*** SOURCE DATA Section Begins ***
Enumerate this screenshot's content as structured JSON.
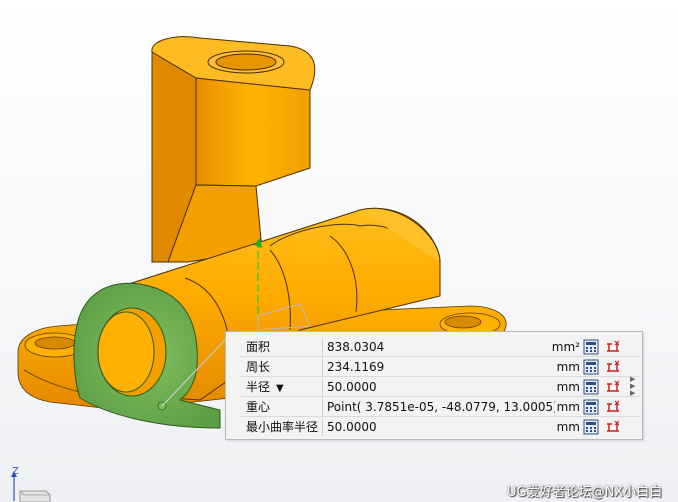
{
  "measure": {
    "rows": [
      {
        "label": "面积",
        "value": "838.0304",
        "unit": "mm²"
      },
      {
        "label": "周长",
        "value": "234.1169",
        "unit": "mm"
      },
      {
        "label": "半径",
        "dropdown": "▼",
        "value": "50.0000",
        "unit": "mm"
      },
      {
        "label": "重心",
        "value": "Point( 3.7851e-05, -48.0779, 13.0005)",
        "unit": "mm"
      },
      {
        "label": "最小曲率半径",
        "value": "50.0000",
        "unit": "mm"
      }
    ],
    "icons": [
      "calculator-icon",
      "export-icon"
    ]
  },
  "triad": {
    "axis_label": "Z"
  },
  "watermark": "UG爱好者论坛@NX小白白",
  "colors": {
    "part_orange": "#f5a000",
    "part_orange_dark": "#d98a00",
    "selected_face": "#6aa84f",
    "edge": "#3a2a00"
  }
}
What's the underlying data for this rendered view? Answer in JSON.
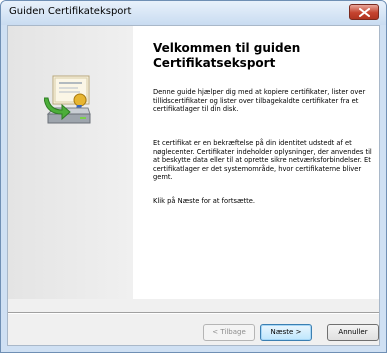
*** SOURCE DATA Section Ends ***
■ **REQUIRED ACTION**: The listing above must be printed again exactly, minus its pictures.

■ **EXPECTED OUTPUT**:
Enumerate this screenshot's content as structured JSON.
{
  "measure": {
    "rows": [
      {
        "label": "面积",
        "value": "838.0304",
        "unit": "mm²"
      },
      {
        "label": "周长",
        "value": "234.1169",
        "unit": "mm"
      },
      {
        "label": "半径",
        "dropdown": "▼",
        "value": "50.0000",
        "unit": "mm"
      },
      {
        "label": "重心",
        "value": "Point( 3.7851e-05, -48.0779, 13.0005)",
        "unit": "mm"
      },
      {
        "label": "最小曲率半径",
        "value": "50.0000",
        "unit": "mm"
      }
    ],
    "icons": [
      "calculator-icon",
      "export-icon"
    ]
  },
  "triad": {
    "axis_label": "Z"
  },
  "watermark": "UG爱好者论坛@NX小白白",
  "colors": {
    "part_orange": "#f5a000",
    "part_orange_dark": "#d98a00",
    "selected_face": "#6aa84f",
    "edge": "#3a2a00"
  }
}
What's the underlying data for this rendered view? Answer in JSON.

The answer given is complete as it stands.